Medical examiners are expected to undertake a toxicology report on the body of a former White House sous chef who drowned while paddle boarding at Barack and Michelle Obama’s $12million Martha’s Vineyard property.
An autopsy is expected to take place today after Tafari Campbell, 45, was found dead on Monday by divers in Edgartown Great Pond, Massachusetts, which backs on to the Obamas’ sprawling estate.
DailyMail.com understands that a toxicology analysis will take place as part of the investigation, which sources say is usual in a drowning.
Martha’s Vineyard residents have been quick to reflect on the dangers of the pond, with one paddle boarder telling DailyMail.com that you often think the beach is closer than it is in the private area close to the Obamas’ property.
Campbell had been paddle boarding at around 7.40pm on Sunday, with witnesses saying he was dressed in all black and not wearing a life preserver.
Dr. Edward Dow, who has lived in the area for more than 40 years, told DailyMail.com that the water in Edgartown Great Pond could be ‘deceptive’.
The keen rower, who regularly goes out on the water, said: ‘ There are three things which could have happened. The police report states that he went down once and came up before getting into trouble.
‘Either he’s not a strong swimmer, he might have had a medical event like a heart attack or a pulmonary embolism or he might have been impaired in some way,’ he said.
Massachusetts State Police, which is leading the investigation, is yet to confirm whether they are looking into that theory and an autopsy report has not yet been released.
‘Drowning at 100ft out, that’s a very swimmable distance, the water is probably just a little over two feet over his head.
‘It’s in a protected and calm body of water, you have to respect nature and the water and the element and paddle boards are deceiving.
‘They look easy, but they’re unstable. You have to practice getting back onto the board from the water as they are low to the ground.
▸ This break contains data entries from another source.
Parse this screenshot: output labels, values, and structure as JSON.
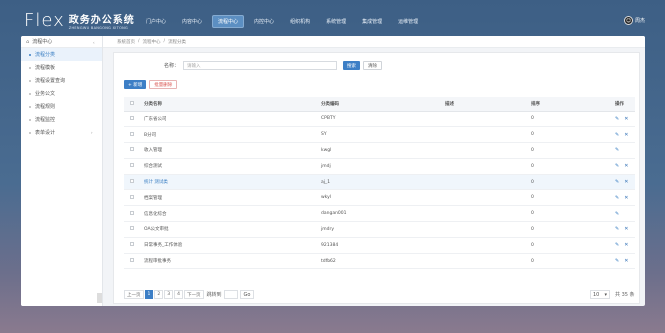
{
  "brand": {
    "logo": "Flex",
    "name_cn": "政务办公系统",
    "name_en": "ZHENGWU BANGONG XITONG"
  },
  "nav": [
    "门户中心",
    "内容中心",
    "流程中心",
    "内控中心",
    "组织机构",
    "系统管理",
    "集成管理",
    "运维管理"
  ],
  "nav_active_index": 2,
  "user": {
    "name": "周杰"
  },
  "sidebar": {
    "header": "流程中心",
    "items": [
      {
        "label": "流程分类",
        "active": true,
        "expandable": false
      },
      {
        "label": "流程模板",
        "active": false,
        "expandable": false
      },
      {
        "label": "流程设置查询",
        "active": false,
        "expandable": false
      },
      {
        "label": "业务公文",
        "active": false,
        "expandable": false
      },
      {
        "label": "流程规则",
        "active": false,
        "expandable": false
      },
      {
        "label": "流程监控",
        "active": false,
        "expandable": false
      },
      {
        "label": "表单设计",
        "active": false,
        "expandable": true
      }
    ]
  },
  "breadcrumb": [
    "系统首页",
    "/",
    "流程中心",
    "/",
    "流程分类"
  ],
  "search": {
    "label": "名称：",
    "placeholder": "请输入",
    "search_btn": "搜索",
    "reset_btn": "清除"
  },
  "actions": {
    "add": "+ 新增",
    "batch_delete": "批量删除"
  },
  "table": {
    "columns": [
      "分类名称",
      "分类编码",
      "描述",
      "排序",
      "操作"
    ],
    "rows": [
      {
        "name": "广东省公司",
        "code": "CPBTY",
        "desc": "",
        "order": "0",
        "deletable": true
      },
      {
        "name": "B分司",
        "code": "SY",
        "desc": "",
        "order": "0",
        "deletable": true
      },
      {
        "name": "收入管理",
        "code": "kwgl",
        "desc": "",
        "order": "0",
        "deletable": false
      },
      {
        "name": "综合测试",
        "code": "jmdj",
        "desc": "",
        "order": "0",
        "deletable": true
      },
      {
        "name": "统计 测试类",
        "code": "aj_1",
        "desc": "",
        "order": "0",
        "deletable": true,
        "highlight": true
      },
      {
        "name": "档案管理",
        "code": "wkyl",
        "desc": "",
        "order": "0",
        "deletable": true
      },
      {
        "name": "信息化综合",
        "code": "dangan001",
        "desc": "",
        "order": "0",
        "deletable": false
      },
      {
        "name": "OA公文审批",
        "code": "jmdry",
        "desc": "",
        "order": "0",
        "deletable": true
      },
      {
        "name": "日常事务_工作体验",
        "code": "921384",
        "desc": "",
        "order": "0",
        "deletable": true
      },
      {
        "name": "流程审批事务",
        "code": "tdfb62",
        "desc": "",
        "order": "0",
        "deletable": true
      }
    ]
  },
  "pagination": {
    "prev": "上一页",
    "pages": [
      "1",
      "2",
      "3",
      "4"
    ],
    "current": "1",
    "next": "下一页",
    "goto_label": "跳转到",
    "go": "Go",
    "page_size": "10",
    "total": "共 35 条"
  },
  "colors": {
    "accent": "#3d7fc6",
    "header_bg": "#3d5f85",
    "danger": "#d9534f"
  }
}
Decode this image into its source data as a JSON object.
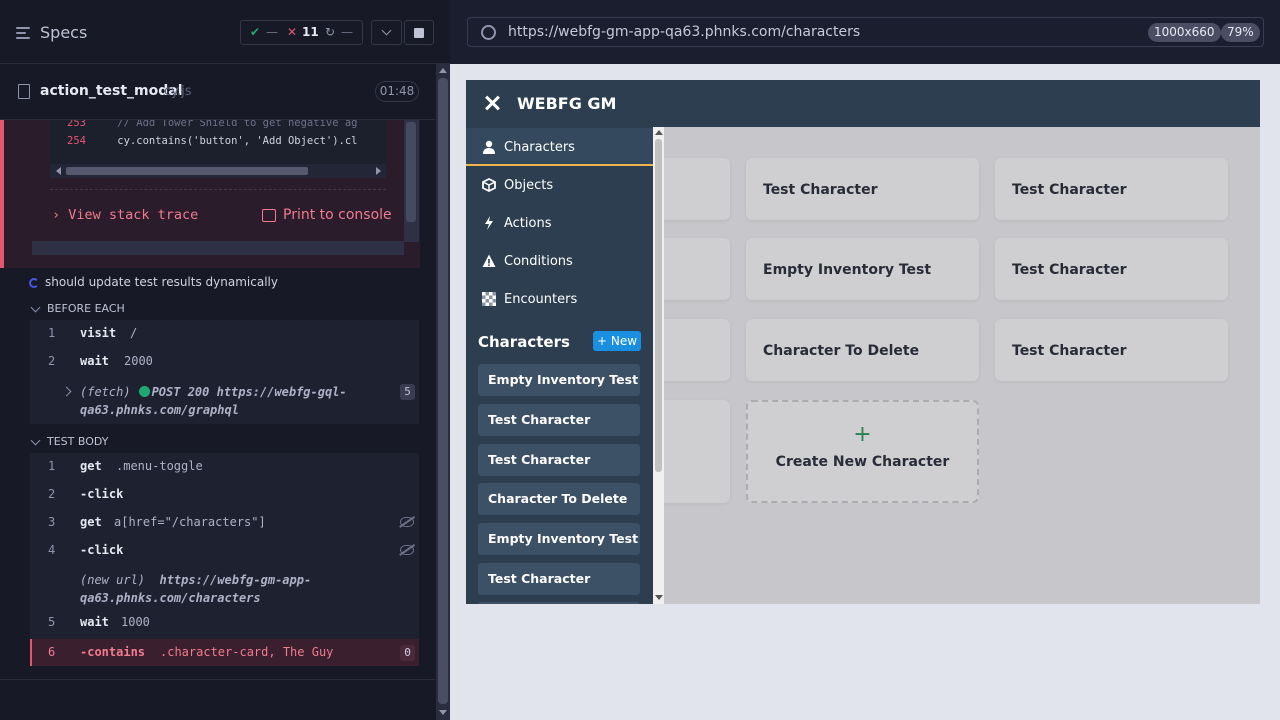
{
  "runner": {
    "specs_label": "Specs",
    "passed": "—",
    "failed": "11",
    "pending": "—",
    "file_name": "action_test_modal",
    "file_ext": "cy.js",
    "timer": "01:48",
    "code_lines": [
      {
        "num": "253",
        "text": "    // Add Tower Shield to get negative ag"
      },
      {
        "num": "254",
        "text": "    cy.contains('button', 'Add Object').cl"
      }
    ],
    "view_stack": "View stack trace",
    "print_console": "Print to console",
    "test_title": "should update test results dynamically",
    "before_each": "BEFORE EACH",
    "test_body": "TEST BODY",
    "before_cmds": [
      {
        "n": "1",
        "k": "visit",
        "a": "/"
      },
      {
        "n": "2",
        "k": "wait",
        "a": "2000"
      }
    ],
    "fetch_label": "(fetch)",
    "fetch_text": "POST 200 https://webfg-gql-qa63.phnks.com/graphql",
    "fetch_count": "5",
    "body_cmds": [
      {
        "n": "1",
        "k": "get",
        "a": ".menu-toggle"
      },
      {
        "n": "2",
        "k": "-click",
        "a": ""
      },
      {
        "n": "3",
        "k": "get",
        "a": "a[href=\"/characters\"]"
      },
      {
        "n": "4",
        "k": "-click",
        "a": ""
      },
      {
        "n": "5",
        "k": "wait",
        "a": "1000"
      },
      {
        "n": "6",
        "k": "-contains",
        "a": ".character-card, The Guy"
      }
    ],
    "new_url_label": "(new url)",
    "new_url": "https://webfg-gm-app-qa63.phnks.com/characters",
    "fail_count": "0"
  },
  "browser": {
    "url": "https://webfg-gm-app-qa63.phnks.com/characters",
    "viewport": "1000x660",
    "zoom": "79%"
  },
  "app": {
    "title": "WEBFG GM",
    "nav": [
      {
        "label": "Characters",
        "icon": "user-icon"
      },
      {
        "label": "Objects",
        "icon": "cube-icon"
      },
      {
        "label": "Actions",
        "icon": "bolt-icon"
      },
      {
        "label": "Conditions",
        "icon": "warning-icon"
      },
      {
        "label": "Encounters",
        "icon": "checker-icon"
      }
    ],
    "sidebar_heading": "Characters",
    "new_button": "+ New",
    "sidebar_chars": [
      "Empty Inventory Test",
      "Test Character",
      "Test Character",
      "Character To Delete",
      "Empty Inventory Test",
      "Test Character"
    ],
    "cards": [
      "Test Character",
      "Test Character",
      "Empty Inventory Test",
      "Test Character",
      "Character To Delete",
      "Test Character"
    ],
    "create_plus": "+",
    "create_label": "Create New Character"
  },
  "colors": {
    "fail": "#e45770",
    "pass": "#1fa971",
    "accent": "#f0b64b",
    "primary": "#1a8fe0",
    "header": "#2c3e50"
  }
}
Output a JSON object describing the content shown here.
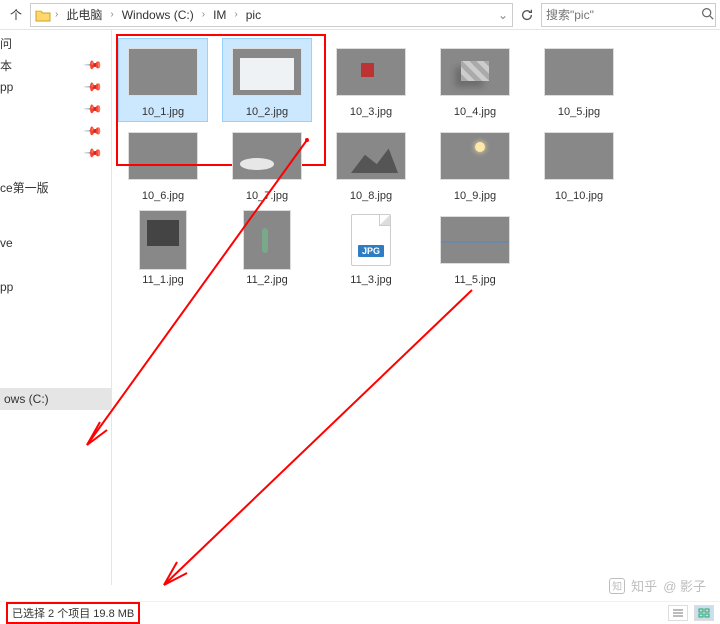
{
  "breadcrumbs": [
    "此电脑",
    "Windows (C:)",
    "IM",
    "pic"
  ],
  "up_label": "个",
  "search": {
    "placeholder": "搜索\"pic\""
  },
  "sidebar": {
    "quick": [
      {
        "label": "问",
        "pinned": false
      },
      {
        "label": "本",
        "pinned": true
      },
      {
        "label": "pp",
        "pinned": true
      },
      {
        "label": "",
        "pinned": true
      },
      {
        "label": "",
        "pinned": true
      },
      {
        "label": "",
        "pinned": true
      }
    ],
    "group2": [
      {
        "label": "ce第一版"
      },
      {
        "label": ""
      },
      {
        "label": "ve"
      },
      {
        "label": ""
      },
      {
        "label": "pp"
      }
    ],
    "drive": "ows (C:)"
  },
  "files": [
    {
      "name": "10_1.jpg",
      "selected": true,
      "thumb": "t-city",
      "shape": "land"
    },
    {
      "name": "10_2.jpg",
      "selected": true,
      "thumb": "t-hall",
      "shape": "land"
    },
    {
      "name": "10_3.jpg",
      "selected": false,
      "thumb": "t-bench",
      "shape": "land"
    },
    {
      "name": "10_4.jpg",
      "selected": false,
      "thumb": "t-cubes",
      "shape": "land"
    },
    {
      "name": "10_5.jpg",
      "selected": false,
      "thumb": "t-bw",
      "shape": "land"
    },
    {
      "name": "10_6.jpg",
      "selected": false,
      "thumb": "t-field",
      "shape": "land"
    },
    {
      "name": "10_7.jpg",
      "selected": false,
      "thumb": "t-sky",
      "shape": "land"
    },
    {
      "name": "10_8.jpg",
      "selected": false,
      "thumb": "t-snow",
      "shape": "land"
    },
    {
      "name": "10_9.jpg",
      "selected": false,
      "thumb": "t-sunset",
      "shape": "land"
    },
    {
      "name": "10_10.jpg",
      "selected": false,
      "thumb": "t-vert",
      "shape": "land"
    },
    {
      "name": "11_1.jpg",
      "selected": false,
      "thumb": "t-gallery",
      "shape": "port"
    },
    {
      "name": "11_2.jpg",
      "selected": false,
      "thumb": "t-dark",
      "shape": "port"
    },
    {
      "name": "11_3.jpg",
      "selected": false,
      "thumb": "blank",
      "shape": "blank",
      "badge": "JPG"
    },
    {
      "name": "11_5.jpg",
      "selected": false,
      "thumb": "t-lake",
      "shape": "land"
    }
  ],
  "status": {
    "text": "已选择 2 个项目  19.8 MB"
  },
  "watermark": {
    "site": "知乎",
    "author": "@ 影子"
  }
}
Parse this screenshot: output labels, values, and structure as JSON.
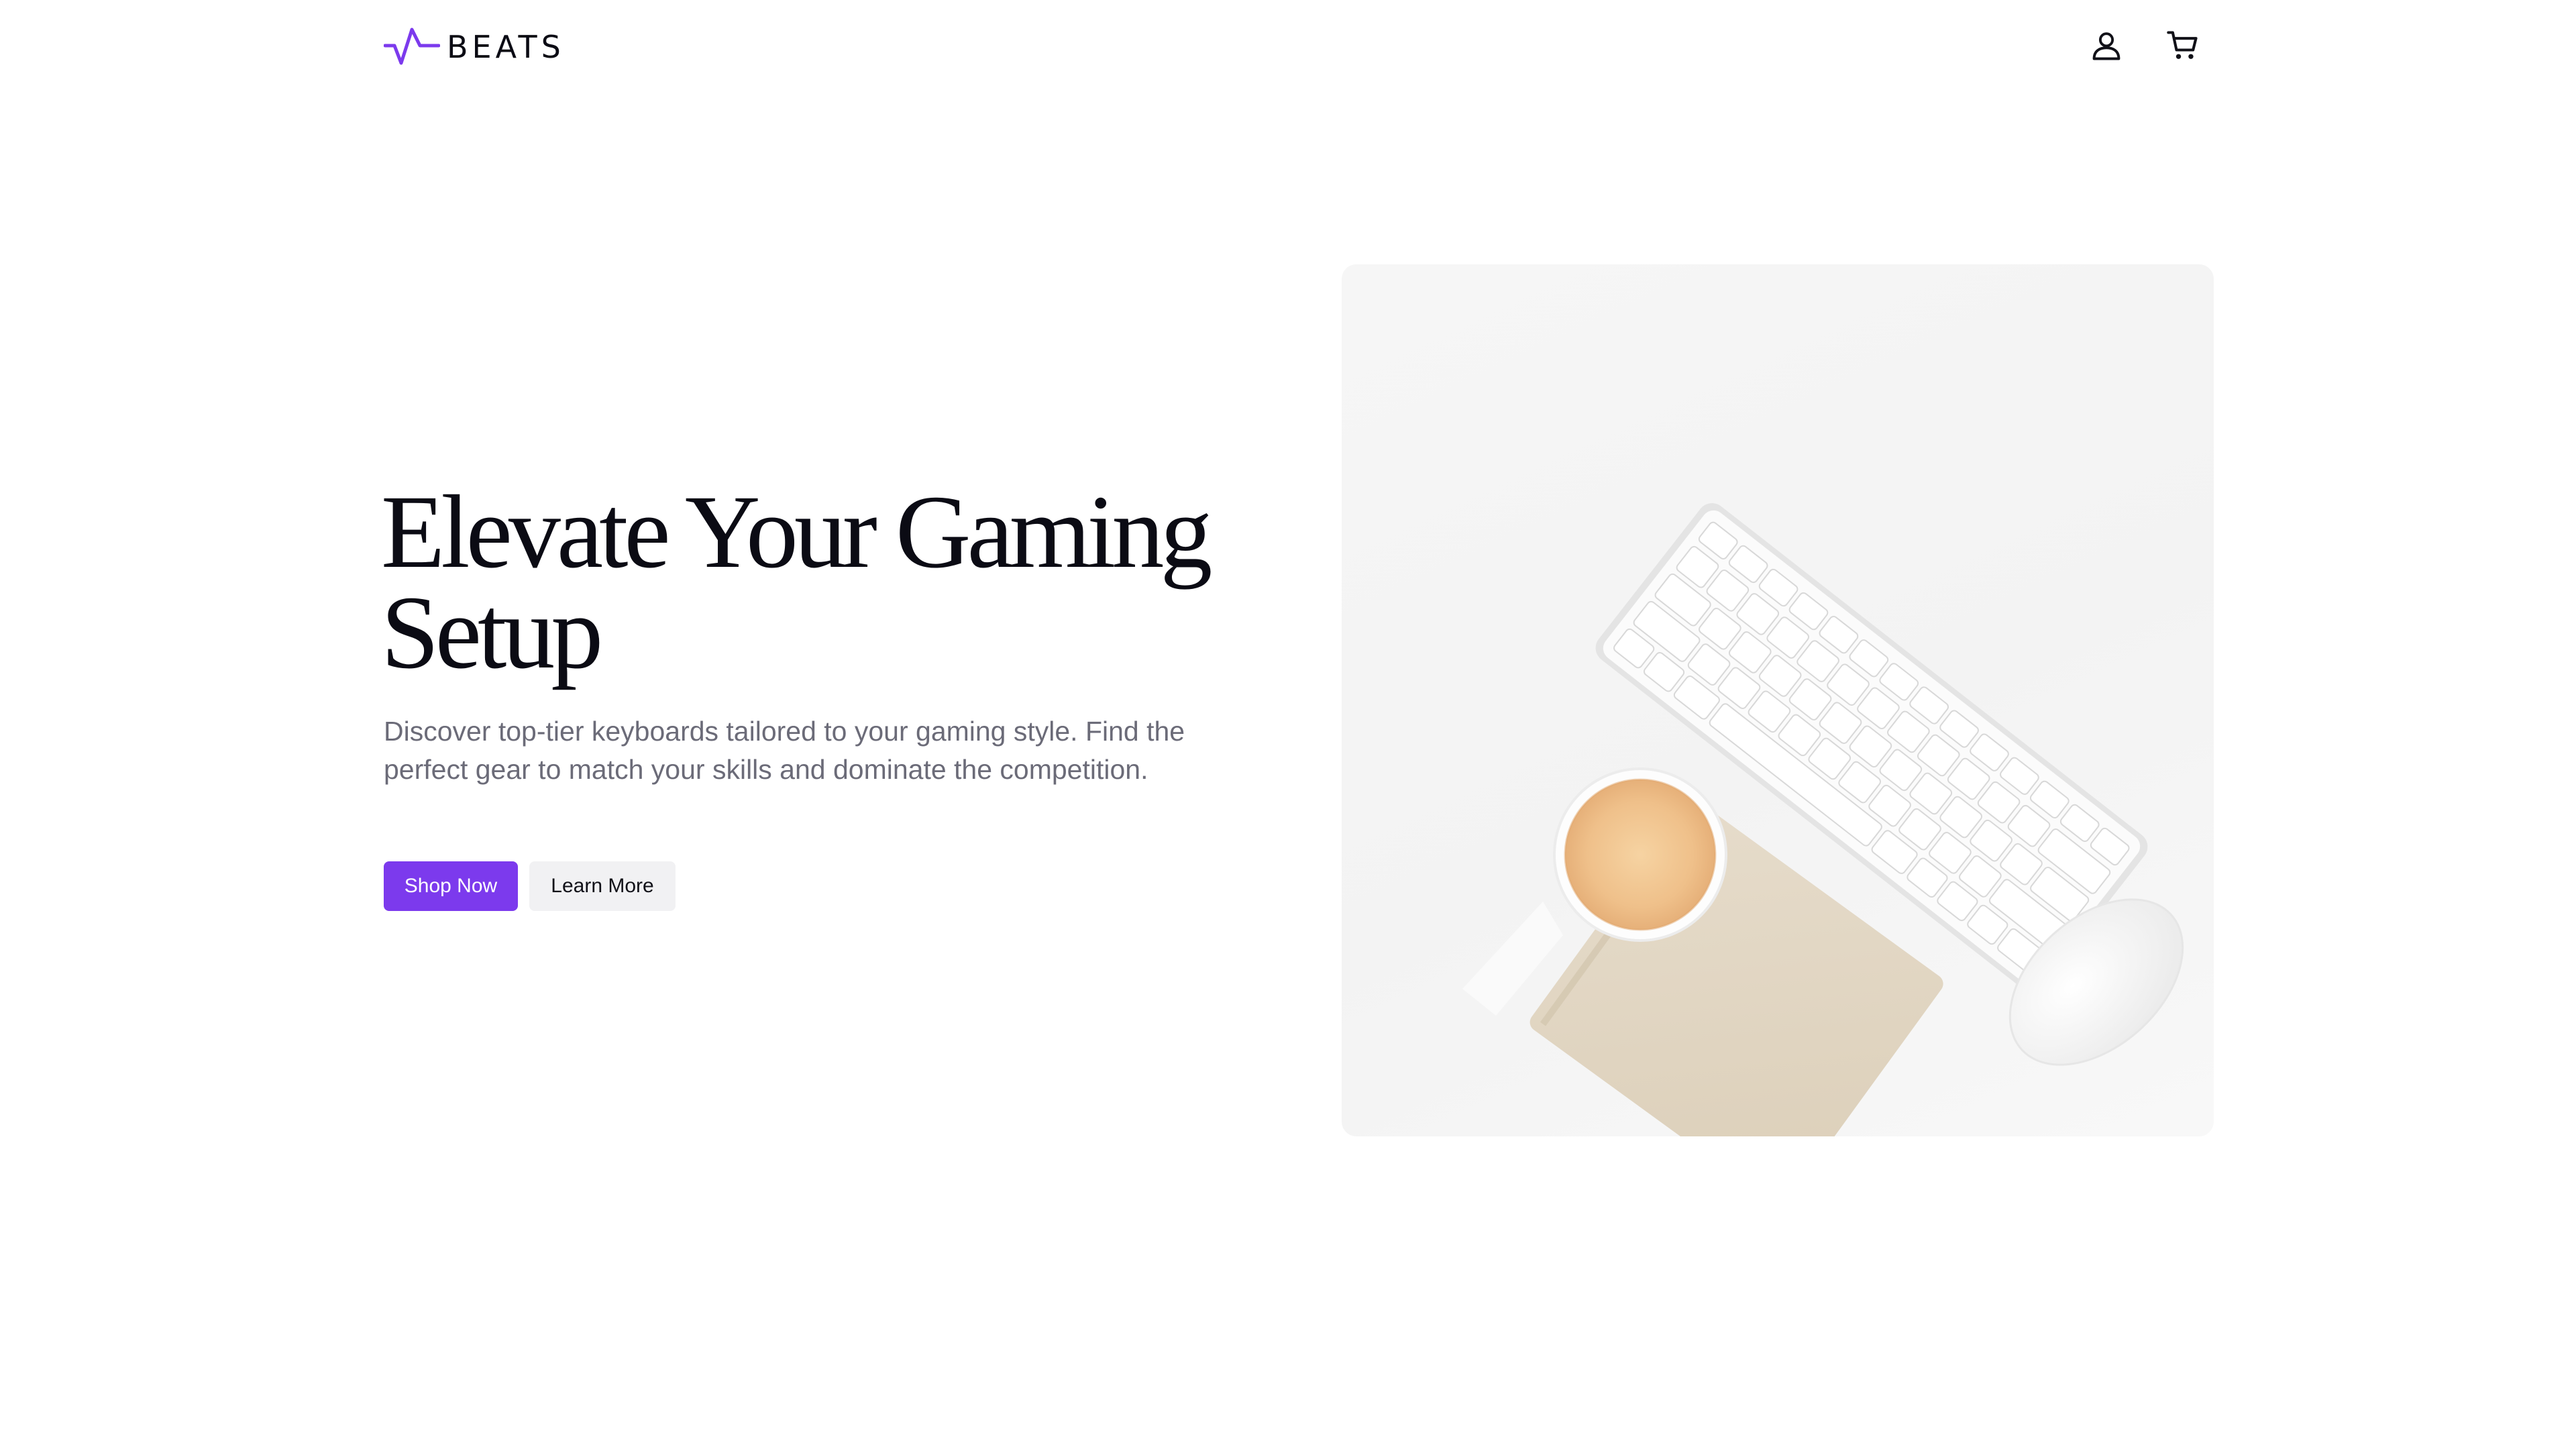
{
  "header": {
    "logo_text": "BEATS",
    "logo_icon": "pulse-wave-icon",
    "account_icon": "user-icon",
    "cart_icon": "shopping-cart-icon"
  },
  "hero": {
    "title": "Elevate Your Gaming Setup",
    "subtitle": "Discover top-tier keyboards tailored to your gaming style. Find the perfect gear to match your skills and dominate the competition.",
    "primary_button": "Shop Now",
    "secondary_button": "Learn More",
    "image_subject": "white keyboard, coffee cup, mouse and notebook on white desk"
  },
  "colors": {
    "accent": "#7c3aed",
    "text": "#0b0b14",
    "muted_text": "#6b6b78",
    "secondary_button_bg": "#f1f1f3"
  }
}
‘He wasn’t wearing a life jacket or a flotation device, and he was wearing dark clothing at night. It took them almost 18 hours to recover him when he wasn’t that far out.’